So your dog eats grass…
… well, you’re most definitely not alone!
Most dog owners will, at some point, see their pooch nibble on a few blades of grass. And for some dogs, it may even be a frequent thing.
Is it okay?
Well it’s okay in the sense that technically grass won’t harm them, but there are things lurking in the grass that could…
- Spray treatments like pesticides or herbicides
- Intestinal parasites, like hookworms or roundworms, left in the faeces from other animals
So unless you absolutely know the grass is organic, it’s a good idea to stop your furry friend from munching away to his heart’s content…
Easier said than done I know, but it is possible.
- But first you’ll need to understand why your dog might be eating grass
- Then depending on step 1, you can implement a stragegy to stop the behaviour
While it remains a bit of a mystery exactly why dogs do eat grass, there are a few theories…
Think back to your dog’s ancestors, they didn’t have pre-packaged food or someone to prepare it for them. They scavenged. And they ate all of what they killed.

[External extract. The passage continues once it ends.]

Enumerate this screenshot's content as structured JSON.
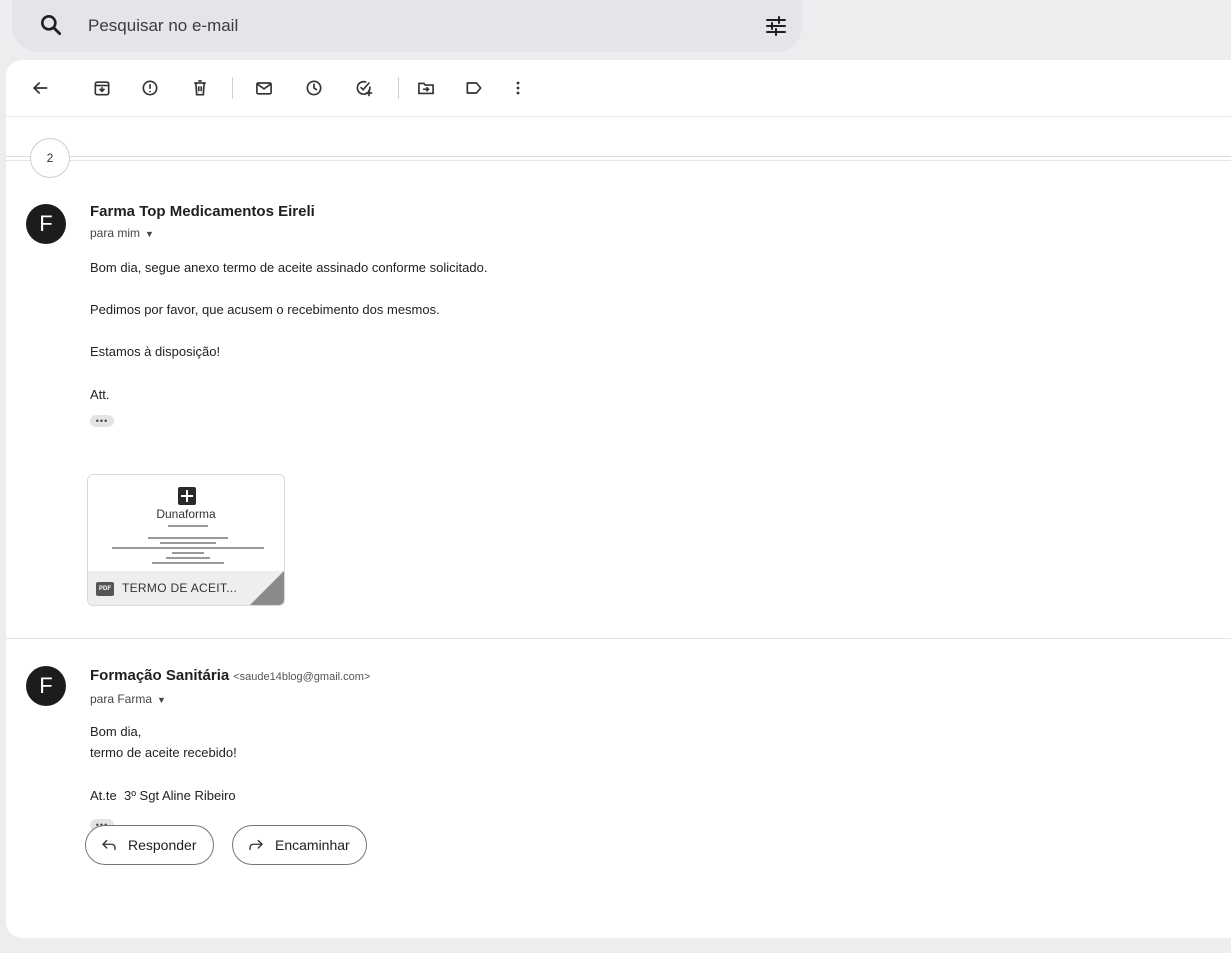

Including the stomach contents of their prey.
Which meant, yep you guessed it, they consumed grass that their prey would have eaten. This grass and plants met the dog’s fibre needs.
Of course, your dog should get a healthy balanced diet through the food you provide, but that doesn’t mean that his instincts aren’t still there to scavenge.
2. Nutritional need
Another theory is based on the dog eating grass to help digestion. The added fibre helps his body digest better which keeps it functioning well i.e., regular poops!
So it may be worth taking a look at his diet to check he’s getting enough fibre.
3. Anxiety or loneliness
If a dog is left alone outside for long periods of time or is neglected or has separation anxiety, eating grass could be a bit of a comfort blanket for him.
Dogs are social by nature and don’t like to be left alone for long. So if you are having to leave your pooch alone quite a bit, investigate other solutions. Doggy daycare being one option. Friends, family, or neighbours another. Dog walkers and house sitters a third.
You don’t need to fill every second you’re not with him, but a good 70% of the time is advised (the other 30% he’ll probably sleep if he’s had enough mental and physical stimulation!).
4. Upset tummy
This one tends to be what everyone assumes is the reason dogs eat grass – to relieve an upset tummy.
Actually, that’s not been scientifically proven. Because through the research it’s not clear whether the dog had an upset tummy before eating grass, or the opposite, the dog was sick because of eating grass.
While it’s true, grass has no nutritional value so it certainly could make a dog ill. As per point #2, it could also provide fibre that’s missing from his diet to help him digest food better.
5. They like it!
And finally, it could be that dogs just like eating grass. Maybe it tastes good. Or simply because it’s there!
How can you stop grass-eating behaviour?
Just like you’ve trained your dog to ‘sit’, ‘stay’, ‘come’, and ‘leave’, you’ll teach him not to eat grass, but first you need to understand why he’s eating it…
If it’s loneliness, make sure he’s with people or other animals more often than not.
If it’s boredom, make sure he’s getting enough exercise – both physical and mental.
If it’s because he’s not getting enough fibre, adjust his diet (though do consult with a vet or canine nutritionist for any big diet changes as breed, age, and underlining health concerns do need to be taken into account).
If it’s instinctive, redirect the focus. Play a new game or give them a new chew toy to keep them entertained.
But don’t be lax. If you’re concerned at the extent to which he’s eating grass, or he’s vomiting more, has diarrhoea, isn’t eating, losing weight, or you notice blood in his poop, head to your vet immediately. There could be something more sinister at play.